Washington County, in Utah’s southwest corner, will see the largest percentage gain, more than doubling in population to reach 465,000 people. Wasatch and Tooele counties will double in size as well, growing to 81,000 and 149,000, respectively.
Of Utah’s 29 counties, only Millard County is expect to lose people over the next four decades, with a decline of about 10%.
More households, but smaller
Utah is projected to have twice the number of households it does now within 40 years, going from 1.1 million today to 2.2 million.
Salt Lake and Utah counties will add 290,000 households each and by 2060, the two counties will hold over half of all households statewide. Add in Davis, Weber and Tooele counties and the Wasatch Front will have 70% of all Utah households.Every Utah county will add households, according to projections — even Millard County, with 800.
But the average household in Utah will be decidedly smaller in years to come, part of a broader and decades-long trend of declining birthrates and fewer marriages. In fact, nine of the state’s 10 fastest-growing counties will also see their average household size fall.
In Utah County, for example, household sizes will drop from 3.51 members today to 2.75 in 40 years, while, in Salt Lake County, they’ll dip from 2.89 now to 2.34 in 2060.
Statewide, average household sizes will decline by half a person, from 3 now to 2.5 in 2060.
Older, on average
Utah has traditionally been a relatively young state, known for lots of kids, but that is changing, too.
Its share of folks ages 65 or older will nearly double, from 11.5% of the total population now to 22.9% by 2060, according to projections. The share of its population under 18, meanwhile, will shrink from 28.9% this year to 20.3%.
That will lift Utah’s median age by an astonishing 10 years, from 32.1 to 42.1 by 2060.
Lots more jobs
After years of record economic growth, the Beehive State has about 2.1 million jobs today and scores high for the spread of those opportunities across a diverse range of industries. And, much like its overall population, that jobs base is expected to grow by about two-thirds in the next 40 years, to more than 3.4 million.
Construction, professional and technical services and the health sector are expected to be the biggest gainers, projected to add 207,110, 195,147 and 184,980 jobs, respectively, over four decades. Only farming and utilities are expected to lose significant employment over that time.
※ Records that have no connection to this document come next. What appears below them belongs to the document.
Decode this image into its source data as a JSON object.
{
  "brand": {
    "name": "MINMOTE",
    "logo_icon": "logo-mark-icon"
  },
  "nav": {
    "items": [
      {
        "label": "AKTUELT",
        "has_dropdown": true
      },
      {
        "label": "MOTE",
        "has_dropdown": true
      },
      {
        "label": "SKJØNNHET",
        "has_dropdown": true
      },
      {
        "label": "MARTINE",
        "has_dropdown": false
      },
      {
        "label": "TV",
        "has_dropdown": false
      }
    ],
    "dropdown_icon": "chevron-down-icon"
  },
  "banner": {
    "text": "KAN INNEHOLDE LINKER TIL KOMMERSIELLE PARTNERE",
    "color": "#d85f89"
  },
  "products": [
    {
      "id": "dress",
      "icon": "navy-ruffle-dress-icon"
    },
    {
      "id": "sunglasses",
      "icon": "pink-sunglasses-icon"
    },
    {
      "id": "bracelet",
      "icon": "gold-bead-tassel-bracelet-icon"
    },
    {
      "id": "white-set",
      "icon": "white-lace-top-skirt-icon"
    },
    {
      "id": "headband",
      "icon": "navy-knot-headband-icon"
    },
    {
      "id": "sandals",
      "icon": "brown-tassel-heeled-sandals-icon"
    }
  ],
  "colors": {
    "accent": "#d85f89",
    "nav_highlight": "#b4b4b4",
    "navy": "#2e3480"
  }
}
While Utah County is expected to add more people, Salt Lake County will add more employment, projections suggest — with nearly 200,000 new jobs by 2060.
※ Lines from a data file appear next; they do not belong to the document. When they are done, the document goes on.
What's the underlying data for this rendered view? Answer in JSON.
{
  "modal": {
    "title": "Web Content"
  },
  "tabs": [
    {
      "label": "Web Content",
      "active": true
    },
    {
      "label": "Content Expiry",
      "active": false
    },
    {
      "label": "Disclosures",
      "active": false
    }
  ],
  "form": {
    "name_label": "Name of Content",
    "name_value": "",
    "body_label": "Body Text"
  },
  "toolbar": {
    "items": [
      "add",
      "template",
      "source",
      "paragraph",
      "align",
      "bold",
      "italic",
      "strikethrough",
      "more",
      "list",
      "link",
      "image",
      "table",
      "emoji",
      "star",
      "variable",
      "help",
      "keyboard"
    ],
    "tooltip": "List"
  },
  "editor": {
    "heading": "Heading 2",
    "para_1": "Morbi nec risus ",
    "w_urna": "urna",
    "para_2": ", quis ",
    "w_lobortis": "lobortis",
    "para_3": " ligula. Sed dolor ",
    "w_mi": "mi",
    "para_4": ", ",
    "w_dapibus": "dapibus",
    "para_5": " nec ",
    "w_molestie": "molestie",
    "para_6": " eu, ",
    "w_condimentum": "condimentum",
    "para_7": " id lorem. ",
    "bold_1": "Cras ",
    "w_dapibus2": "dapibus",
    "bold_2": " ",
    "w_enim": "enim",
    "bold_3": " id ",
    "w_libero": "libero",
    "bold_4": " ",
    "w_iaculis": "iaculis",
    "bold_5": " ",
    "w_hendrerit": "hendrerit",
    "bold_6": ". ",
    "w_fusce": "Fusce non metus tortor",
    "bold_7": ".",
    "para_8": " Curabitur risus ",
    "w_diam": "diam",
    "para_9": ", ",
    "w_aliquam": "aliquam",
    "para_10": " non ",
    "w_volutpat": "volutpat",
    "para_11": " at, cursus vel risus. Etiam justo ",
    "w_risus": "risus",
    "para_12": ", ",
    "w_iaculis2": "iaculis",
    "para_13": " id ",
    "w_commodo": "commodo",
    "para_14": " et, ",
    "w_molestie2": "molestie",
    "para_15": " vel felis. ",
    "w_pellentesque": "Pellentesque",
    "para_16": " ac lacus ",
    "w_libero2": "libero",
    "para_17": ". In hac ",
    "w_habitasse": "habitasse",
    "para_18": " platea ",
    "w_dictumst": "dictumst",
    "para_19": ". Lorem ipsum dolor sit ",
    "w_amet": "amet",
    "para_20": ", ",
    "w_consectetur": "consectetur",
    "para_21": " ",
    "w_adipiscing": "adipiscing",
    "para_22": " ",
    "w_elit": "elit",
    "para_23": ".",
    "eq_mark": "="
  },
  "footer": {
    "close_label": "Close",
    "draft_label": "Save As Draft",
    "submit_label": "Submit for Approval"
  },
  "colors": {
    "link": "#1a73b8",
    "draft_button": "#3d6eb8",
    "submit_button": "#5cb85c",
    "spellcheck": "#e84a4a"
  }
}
Salt Lake, Utah, Davis, Weber and Washington counties will account for about 88% of all job growth in that time.